All that is required is the number of lines in this listing that hold "Appointments".
-- Opening Marker --
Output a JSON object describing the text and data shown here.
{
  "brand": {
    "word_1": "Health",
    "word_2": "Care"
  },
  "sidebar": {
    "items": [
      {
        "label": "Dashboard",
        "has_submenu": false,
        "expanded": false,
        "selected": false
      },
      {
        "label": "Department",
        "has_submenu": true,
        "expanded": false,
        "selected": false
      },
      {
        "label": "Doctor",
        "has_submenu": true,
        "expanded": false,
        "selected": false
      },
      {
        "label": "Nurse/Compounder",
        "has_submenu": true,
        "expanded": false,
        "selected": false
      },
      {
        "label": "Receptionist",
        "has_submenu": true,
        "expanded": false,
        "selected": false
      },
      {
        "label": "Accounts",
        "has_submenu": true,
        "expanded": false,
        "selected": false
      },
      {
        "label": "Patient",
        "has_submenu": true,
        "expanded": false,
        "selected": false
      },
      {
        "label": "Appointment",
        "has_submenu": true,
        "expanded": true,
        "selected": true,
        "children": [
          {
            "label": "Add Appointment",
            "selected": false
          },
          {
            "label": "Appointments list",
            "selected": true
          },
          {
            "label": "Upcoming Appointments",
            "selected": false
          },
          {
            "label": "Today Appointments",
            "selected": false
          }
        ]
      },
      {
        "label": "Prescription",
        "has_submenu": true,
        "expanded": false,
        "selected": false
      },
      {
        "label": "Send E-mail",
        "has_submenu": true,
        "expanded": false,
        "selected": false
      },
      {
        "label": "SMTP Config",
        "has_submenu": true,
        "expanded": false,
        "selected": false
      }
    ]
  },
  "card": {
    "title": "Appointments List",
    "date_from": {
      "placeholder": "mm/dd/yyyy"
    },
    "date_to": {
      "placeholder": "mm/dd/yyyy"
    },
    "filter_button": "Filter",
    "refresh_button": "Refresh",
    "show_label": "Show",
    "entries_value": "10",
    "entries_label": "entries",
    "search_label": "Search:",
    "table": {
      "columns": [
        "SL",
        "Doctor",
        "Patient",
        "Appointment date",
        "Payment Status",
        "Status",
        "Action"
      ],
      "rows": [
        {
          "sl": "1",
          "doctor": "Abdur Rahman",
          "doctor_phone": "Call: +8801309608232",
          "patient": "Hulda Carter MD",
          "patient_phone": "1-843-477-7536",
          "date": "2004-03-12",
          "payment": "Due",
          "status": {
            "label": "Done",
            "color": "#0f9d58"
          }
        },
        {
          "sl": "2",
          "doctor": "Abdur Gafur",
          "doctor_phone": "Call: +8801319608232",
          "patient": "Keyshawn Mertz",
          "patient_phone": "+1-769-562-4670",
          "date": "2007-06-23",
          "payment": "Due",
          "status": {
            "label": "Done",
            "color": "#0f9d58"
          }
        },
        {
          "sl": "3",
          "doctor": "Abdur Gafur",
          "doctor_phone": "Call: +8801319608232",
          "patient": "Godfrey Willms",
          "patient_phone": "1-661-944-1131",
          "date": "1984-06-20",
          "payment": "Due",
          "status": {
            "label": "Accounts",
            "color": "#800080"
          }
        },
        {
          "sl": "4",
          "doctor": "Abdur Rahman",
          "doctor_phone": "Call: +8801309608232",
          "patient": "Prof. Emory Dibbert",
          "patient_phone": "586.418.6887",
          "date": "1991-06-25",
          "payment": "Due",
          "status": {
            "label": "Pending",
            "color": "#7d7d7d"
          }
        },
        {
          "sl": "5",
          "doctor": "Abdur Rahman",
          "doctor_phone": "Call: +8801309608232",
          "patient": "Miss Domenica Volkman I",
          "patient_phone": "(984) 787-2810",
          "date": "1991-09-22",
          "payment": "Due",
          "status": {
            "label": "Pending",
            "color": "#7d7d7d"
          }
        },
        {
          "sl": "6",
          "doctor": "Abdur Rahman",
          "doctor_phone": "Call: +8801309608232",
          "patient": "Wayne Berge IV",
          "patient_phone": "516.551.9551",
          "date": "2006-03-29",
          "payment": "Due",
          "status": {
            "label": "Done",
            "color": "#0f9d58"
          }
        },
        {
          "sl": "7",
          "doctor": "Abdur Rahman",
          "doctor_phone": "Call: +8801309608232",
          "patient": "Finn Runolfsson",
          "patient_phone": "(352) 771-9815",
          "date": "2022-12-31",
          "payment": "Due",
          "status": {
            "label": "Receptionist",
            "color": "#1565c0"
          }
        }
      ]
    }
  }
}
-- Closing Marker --
[Exercise result]
4